> Entries from a dataset of interfaces:

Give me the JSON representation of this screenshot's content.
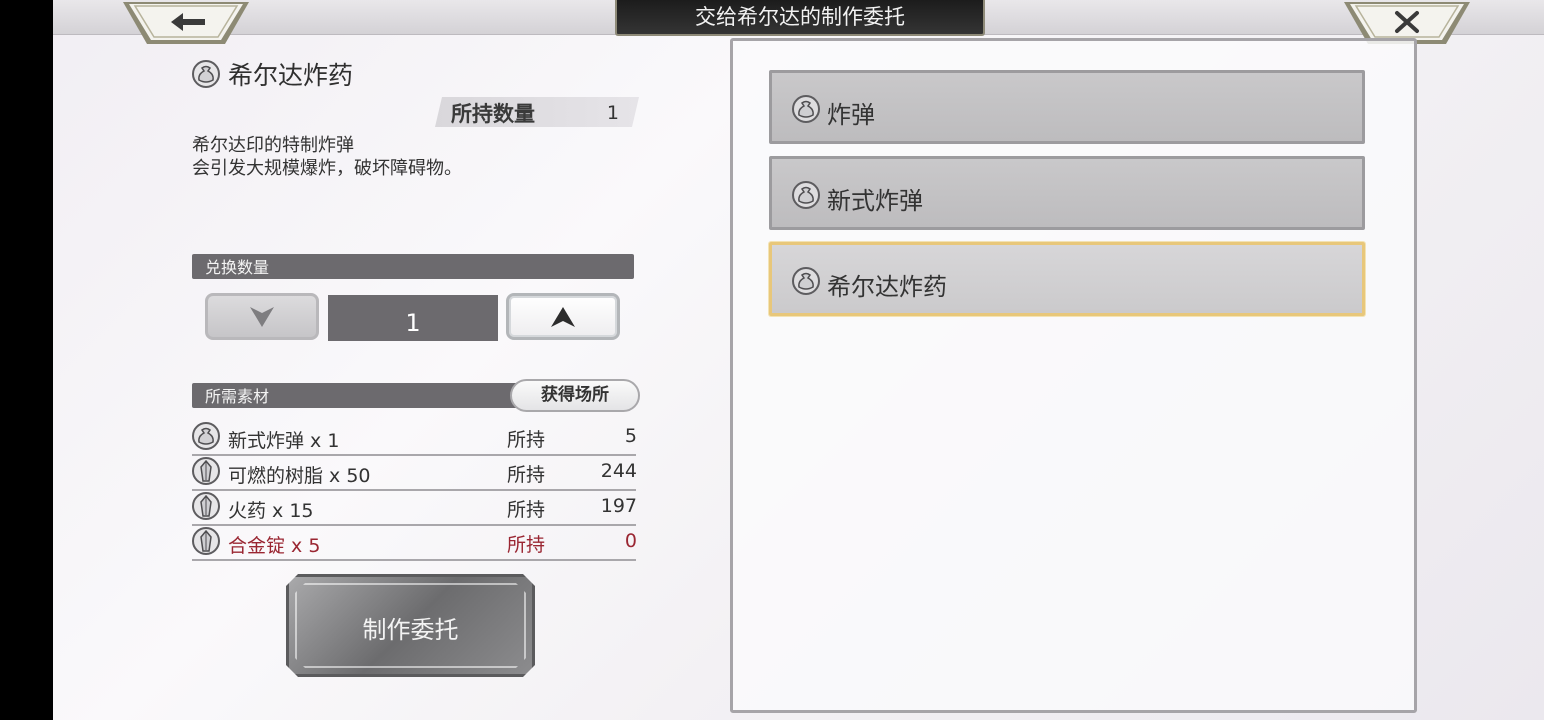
{
  "header": {
    "title": "交给希尔达的制作委托",
    "back_icon": "arrow-left-icon",
    "close_icon": "close-icon"
  },
  "item": {
    "name": "希尔达炸药",
    "owned_label": "所持数量",
    "owned_count": "1",
    "description": "希尔达印的特制炸弹\n会引发大规模爆炸，破坏障碍物。"
  },
  "exchange": {
    "label": "兑换数量",
    "value": "1"
  },
  "materials": {
    "label": "所需素材",
    "source_button": "获得场所",
    "rows": [
      {
        "name": "新式炸弹 x 1",
        "own_label": "所持",
        "count": "5",
        "icon": "bag-icon",
        "lacking": false
      },
      {
        "name": "可燃的树脂 x 50",
        "own_label": "所持",
        "count": "244",
        "icon": "crystal-icon",
        "lacking": false
      },
      {
        "name": "火药 x 15",
        "own_label": "所持",
        "count": "197",
        "icon": "crystal-icon",
        "lacking": false
      },
      {
        "name": "合金锭 x 5",
        "own_label": "所持",
        "count": "0",
        "icon": "crystal-icon",
        "lacking": true
      }
    ]
  },
  "craft_button": "制作委托",
  "recipe_list": [
    {
      "name": "炸弹",
      "selected": false
    },
    {
      "name": "新式炸弹",
      "selected": false
    },
    {
      "name": "希尔达炸药",
      "selected": true
    }
  ],
  "colors": {
    "lacking_text": "#9a2632",
    "selected_border": "#e8c77a",
    "bar_dark": "#6c6a6e"
  }
}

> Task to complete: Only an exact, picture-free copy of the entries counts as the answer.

> Answer area:
Give me the JSON representation of this screenshot's content.
{
  "header": {
    "title": "交给希尔达的制作委托",
    "back_icon": "arrow-left-icon",
    "close_icon": "close-icon"
  },
  "item": {
    "name": "希尔达炸药",
    "owned_label": "所持数量",
    "owned_count": "1",
    "description": "希尔达印的特制炸弹\n会引发大规模爆炸，破坏障碍物。"
  },
  "exchange": {
    "label": "兑换数量",
    "value": "1"
  },
  "materials": {
    "label": "所需素材",
    "source_button": "获得场所",
    "rows": [
      {
        "name": "新式炸弹 x 1",
        "own_label": "所持",
        "count": "5",
        "icon": "bag-icon",
        "lacking": false
      },
      {
        "name": "可燃的树脂 x 50",
        "own_label": "所持",
        "count": "244",
        "icon": "crystal-icon",
        "lacking": false
      },
      {
        "name": "火药 x 15",
        "own_label": "所持",
        "count": "197",
        "icon": "crystal-icon",
        "lacking": false
      },
      {
        "name": "合金锭 x 5",
        "own_label": "所持",
        "count": "0",
        "icon": "crystal-icon",
        "lacking": true
      }
    ]
  },
  "craft_button": "制作委托",
  "recipe_list": [
    {
      "name": "炸弹",
      "selected": false
    },
    {
      "name": "新式炸弹",
      "selected": false
    },
    {
      "name": "希尔达炸药",
      "selected": true
    }
  ],
  "colors": {
    "lacking_text": "#9a2632",
    "selected_border": "#e8c77a",
    "bar_dark": "#6c6a6e"
  }
}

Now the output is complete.